● **What is needed**
Line count for "Sponsored": give how many lines in the data below contain it, with no other words.

(Website and app data records)
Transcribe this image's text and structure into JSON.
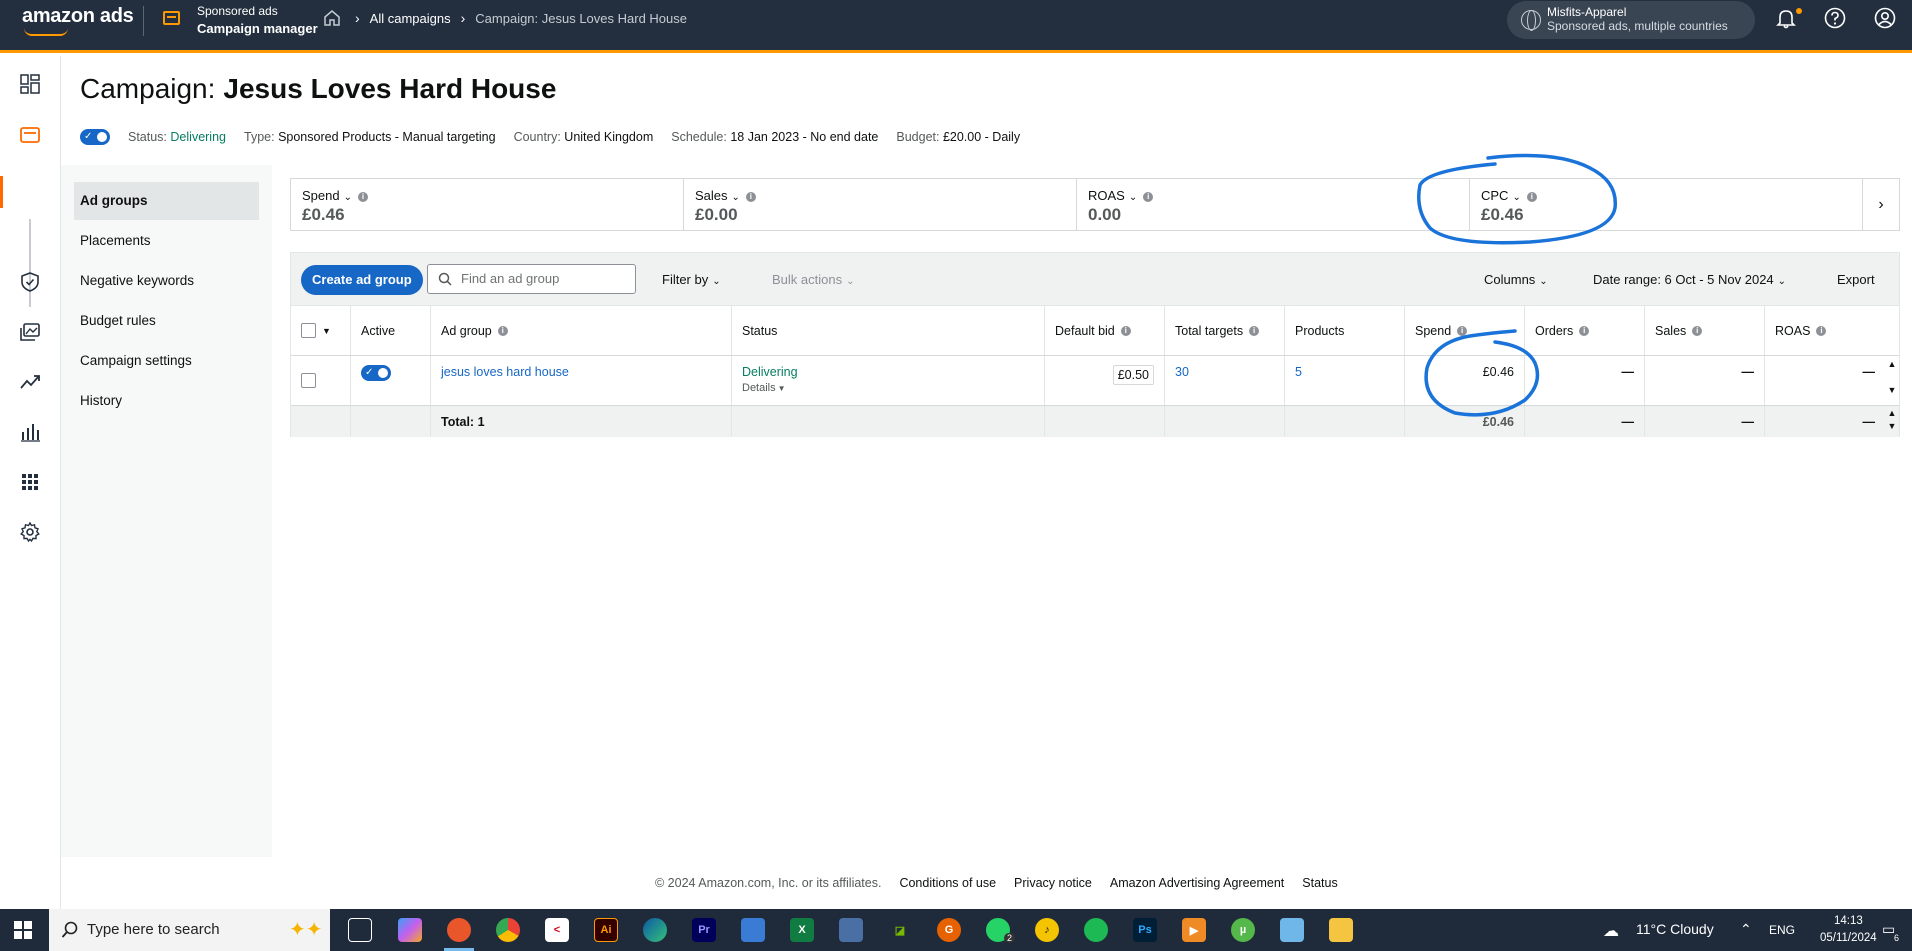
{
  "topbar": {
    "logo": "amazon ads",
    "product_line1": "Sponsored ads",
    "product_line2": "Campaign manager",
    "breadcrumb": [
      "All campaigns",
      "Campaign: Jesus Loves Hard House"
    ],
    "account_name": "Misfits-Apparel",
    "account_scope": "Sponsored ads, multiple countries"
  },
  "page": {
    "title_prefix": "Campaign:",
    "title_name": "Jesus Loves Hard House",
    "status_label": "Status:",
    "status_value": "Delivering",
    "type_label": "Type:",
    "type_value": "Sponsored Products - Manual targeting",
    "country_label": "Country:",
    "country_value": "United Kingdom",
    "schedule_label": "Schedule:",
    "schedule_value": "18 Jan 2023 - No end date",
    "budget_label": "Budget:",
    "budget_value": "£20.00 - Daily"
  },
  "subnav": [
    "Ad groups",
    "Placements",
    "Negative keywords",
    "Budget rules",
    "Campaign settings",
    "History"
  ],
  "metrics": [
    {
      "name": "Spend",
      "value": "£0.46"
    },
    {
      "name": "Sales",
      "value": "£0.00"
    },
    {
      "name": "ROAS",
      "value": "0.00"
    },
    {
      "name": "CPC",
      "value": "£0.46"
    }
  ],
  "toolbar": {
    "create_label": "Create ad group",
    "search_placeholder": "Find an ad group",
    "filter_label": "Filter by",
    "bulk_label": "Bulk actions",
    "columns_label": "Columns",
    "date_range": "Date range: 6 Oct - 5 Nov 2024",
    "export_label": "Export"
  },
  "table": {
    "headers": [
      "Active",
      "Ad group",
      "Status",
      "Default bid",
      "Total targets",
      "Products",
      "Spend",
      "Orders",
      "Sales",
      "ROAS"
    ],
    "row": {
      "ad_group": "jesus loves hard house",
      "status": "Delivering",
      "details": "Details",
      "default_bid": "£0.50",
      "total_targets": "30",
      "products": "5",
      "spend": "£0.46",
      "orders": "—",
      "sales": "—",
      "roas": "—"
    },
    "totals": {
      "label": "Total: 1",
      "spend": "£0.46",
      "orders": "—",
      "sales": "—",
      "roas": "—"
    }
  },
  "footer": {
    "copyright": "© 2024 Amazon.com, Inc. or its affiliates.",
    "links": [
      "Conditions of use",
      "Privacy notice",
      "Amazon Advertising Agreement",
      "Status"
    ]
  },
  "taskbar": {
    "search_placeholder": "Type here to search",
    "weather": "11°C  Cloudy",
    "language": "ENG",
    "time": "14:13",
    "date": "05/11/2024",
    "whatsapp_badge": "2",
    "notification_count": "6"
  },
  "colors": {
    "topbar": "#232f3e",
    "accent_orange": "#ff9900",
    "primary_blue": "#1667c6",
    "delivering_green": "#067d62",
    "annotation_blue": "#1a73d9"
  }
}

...

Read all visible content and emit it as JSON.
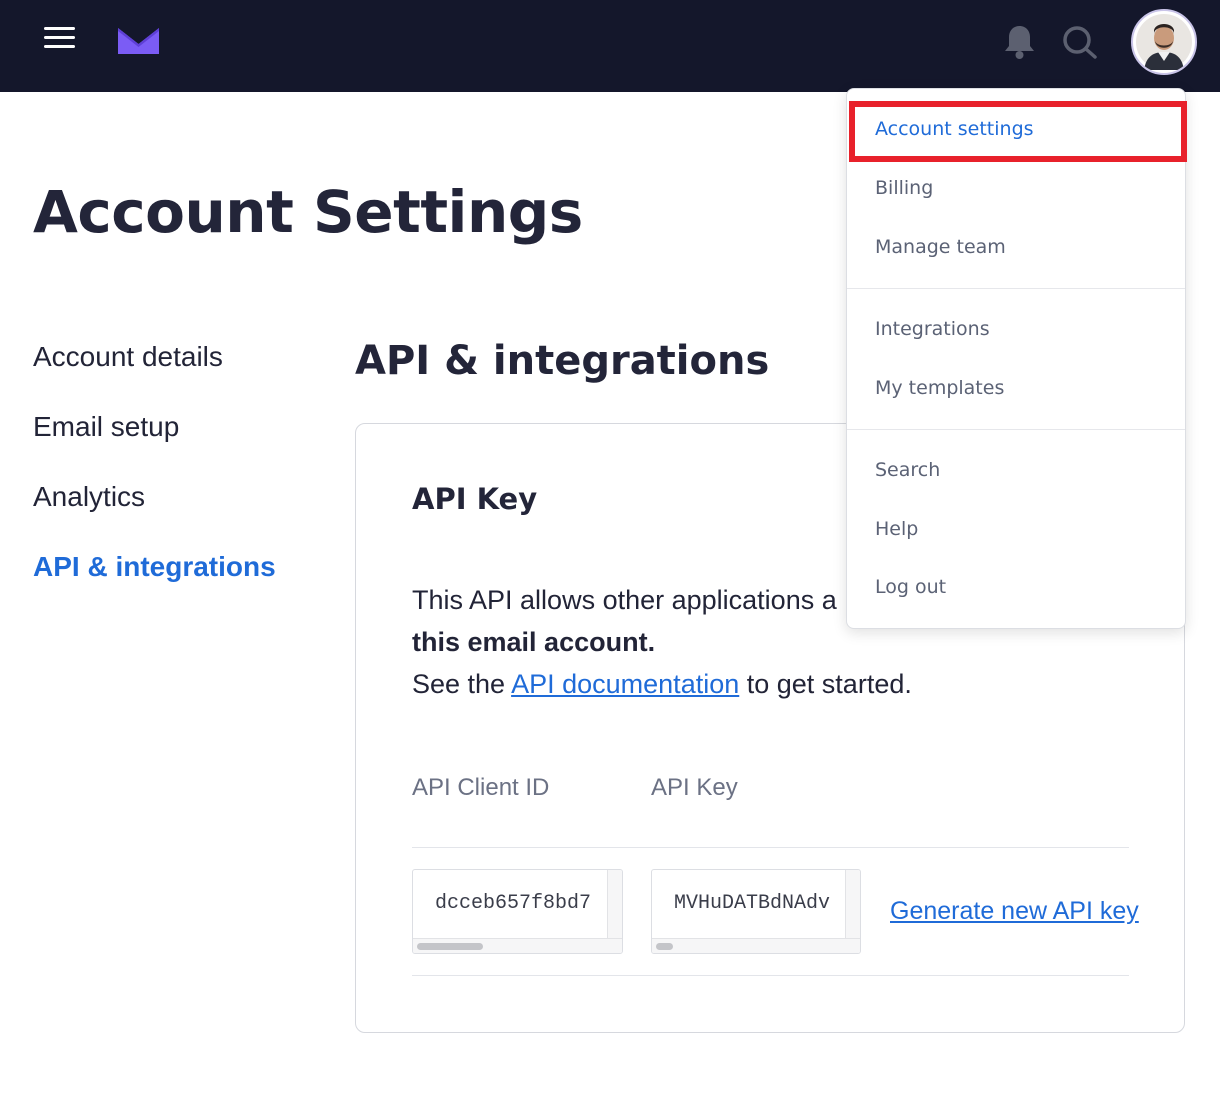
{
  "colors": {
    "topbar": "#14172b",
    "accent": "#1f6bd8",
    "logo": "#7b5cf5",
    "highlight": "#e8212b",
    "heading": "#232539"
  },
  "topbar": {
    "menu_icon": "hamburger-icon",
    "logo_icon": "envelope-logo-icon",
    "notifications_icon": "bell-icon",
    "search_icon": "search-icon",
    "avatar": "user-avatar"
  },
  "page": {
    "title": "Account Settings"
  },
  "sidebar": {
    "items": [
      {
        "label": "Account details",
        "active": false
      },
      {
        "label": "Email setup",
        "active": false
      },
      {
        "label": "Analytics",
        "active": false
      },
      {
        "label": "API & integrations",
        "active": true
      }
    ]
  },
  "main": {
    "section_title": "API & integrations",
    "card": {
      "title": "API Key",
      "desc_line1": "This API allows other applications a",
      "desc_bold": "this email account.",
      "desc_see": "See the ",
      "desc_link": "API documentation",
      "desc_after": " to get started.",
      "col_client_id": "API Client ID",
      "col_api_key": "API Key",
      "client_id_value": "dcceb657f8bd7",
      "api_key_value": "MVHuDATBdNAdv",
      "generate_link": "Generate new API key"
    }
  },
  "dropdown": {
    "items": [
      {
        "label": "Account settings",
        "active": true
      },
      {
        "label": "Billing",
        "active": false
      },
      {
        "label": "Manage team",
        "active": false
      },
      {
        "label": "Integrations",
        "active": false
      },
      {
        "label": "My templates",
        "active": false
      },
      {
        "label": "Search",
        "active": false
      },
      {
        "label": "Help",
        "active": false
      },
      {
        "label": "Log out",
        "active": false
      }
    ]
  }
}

● **Task answer**
3